You may have already heard about this, but just in case not — an original investigation from Fox News:
A seemingly grassroots organization that’s mounted an online campaign to counter the tea party movement is actually the front end of an elaborate scheme that funnels funds — including sizable labor union contributions — through the offices of a prominent Democratic party lawyer….
“This movement is a fad,” proclaims TheTeaPartyIsOver.org, which was established by the American Public Policy Center (APPC), a D.C.-based campaign shop that few people have ever heard of.
“This movement is a fad” — will ironies never cease?
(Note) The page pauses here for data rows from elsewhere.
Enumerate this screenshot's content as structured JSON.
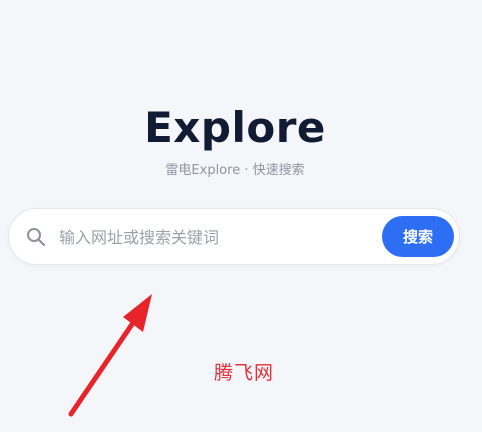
{
  "hero": {
    "title": "Explore",
    "subtitle": "雷电Explore · 快速搜索"
  },
  "search": {
    "placeholder": "输入网址或搜索关键词",
    "value": "",
    "button_label": "搜索",
    "icon": "search-icon"
  },
  "annotation": {
    "arrow_icon": "arrow-up-right-icon",
    "arrow_color": "#e8242b",
    "watermark_text": "腾飞网"
  },
  "colors": {
    "background": "#f5f6fa",
    "accent": "#2d6ef5",
    "title": "#111b33",
    "subtitle": "#8e95a3"
  }
}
I wonder if Speaker Nancy Pelosi will condemn APPC and their anti-Tea Party website as “high-end astroturf,” so many months after giving the grassroots Tea Party movement the same (albeit undeserved) treatment. Closer to home, Lefty political hit man Michael Huttner has taken the same “astroturf” page from Pelosi’s book.
But now it becomes clear. The attempts to belittle the Tea Party movement as lunatic fringe have been so much window dressing rooted in fear of the grassroots movement’s emerging clout to make a difference for liberty, limited government, fiscal responsibility and Constitutional first principles — which in the short term means removing Democrats from power in Washington, DC, and Denver.
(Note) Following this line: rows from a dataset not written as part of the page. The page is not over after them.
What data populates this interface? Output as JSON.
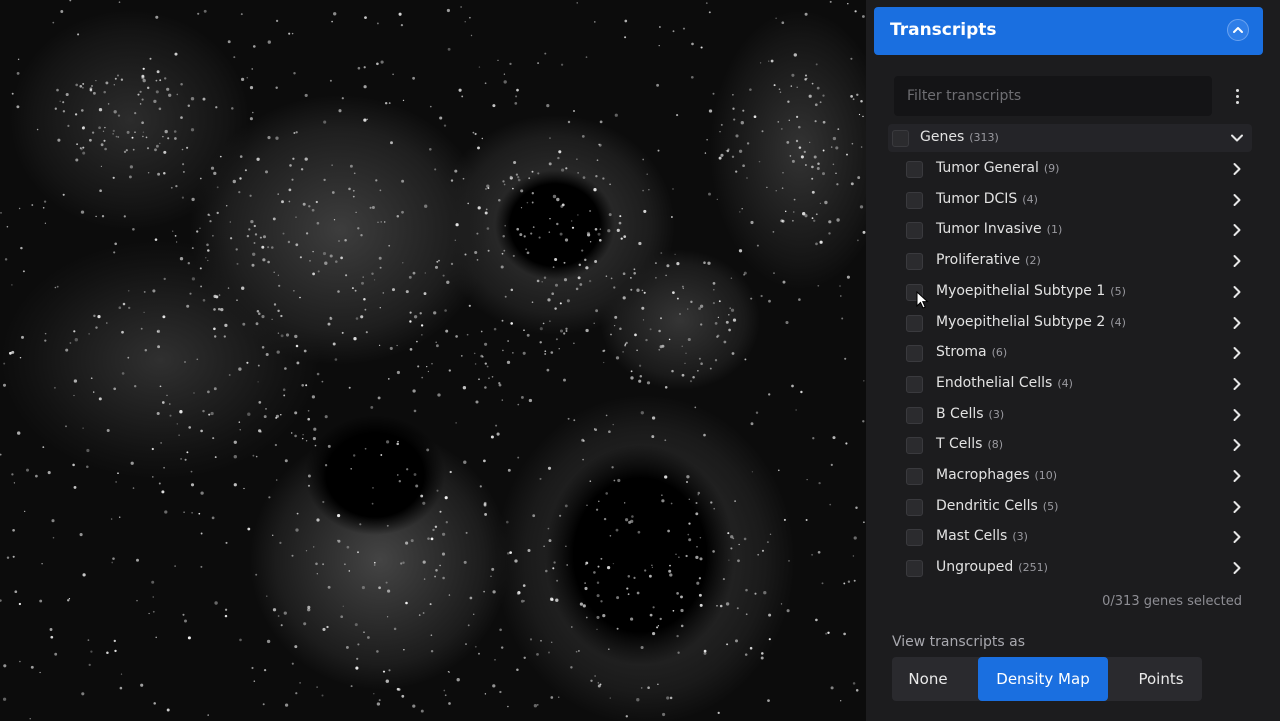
{
  "panel": {
    "title": "Transcripts",
    "filter_placeholder": "Filter transcripts",
    "genes_label": "Genes",
    "genes_count": "(313)",
    "groups": [
      {
        "label": "Tumor General",
        "count": "(9)"
      },
      {
        "label": "Tumor DCIS",
        "count": "(4)"
      },
      {
        "label": "Tumor Invasive",
        "count": "(1)"
      },
      {
        "label": "Proliferative",
        "count": "(2)"
      },
      {
        "label": "Myoepithelial Subtype 1",
        "count": "(5)"
      },
      {
        "label": "Myoepithelial Subtype 2",
        "count": "(4)"
      },
      {
        "label": "Stroma",
        "count": "(6)"
      },
      {
        "label": "Endothelial Cells",
        "count": "(4)"
      },
      {
        "label": "B Cells",
        "count": "(3)"
      },
      {
        "label": "T Cells",
        "count": "(8)"
      },
      {
        "label": "Macrophages",
        "count": "(10)"
      },
      {
        "label": "Dendritic Cells",
        "count": "(5)"
      },
      {
        "label": "Mast Cells",
        "count": "(3)"
      },
      {
        "label": "Ungrouped",
        "count": "(251)"
      }
    ],
    "selected_text": "0/313 genes selected",
    "view_as_label": "View transcripts as",
    "view_options": [
      "None",
      "Density Map",
      "Points"
    ],
    "active_view": "Density Map"
  },
  "colors": {
    "accent": "#1a6fe0",
    "panel_bg": "#1c1c1e",
    "viewer_bg": "#0c0c0c"
  },
  "icons": {
    "collapse": "chevron-up-icon",
    "genes_toggle": "chevron-down-icon",
    "group_expand": "chevron-right-icon",
    "more": "more-vertical-icon",
    "cursor": "mouse-pointer-icon"
  }
}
Why else are high-end Democratic operatives raking in large amounts of Big Labor dough to cloak themselves and attack the Tea Party movement as a passing “fad”? Commentary Magazine’s Jennifer Rubin gets it right on APPC’s motivations and how conservatives and Tea Party-types should respond:
It seems that the Tea Party movement, once defamed and derided, now poses a threat to the liberal establishment, so much so that they are collecting millions to undermine it. Conservatives shouldn’t object to political speech — which this is. But there is certainly grounds to object to the chicanery, the lack of transparency, and the pretense that the opponents of the Tea Parties are themselves grassroots activists. They aren’t — this is Big Labor and assorted liberal-interest groups once again doing the bidding of the Democratic party. And if not for Fox, no one would be any the wiser.
The good news is that Colorado’s various Tea Party and affiliated groups are wise to the subterfuge and effectively organized to make a difference in 2010.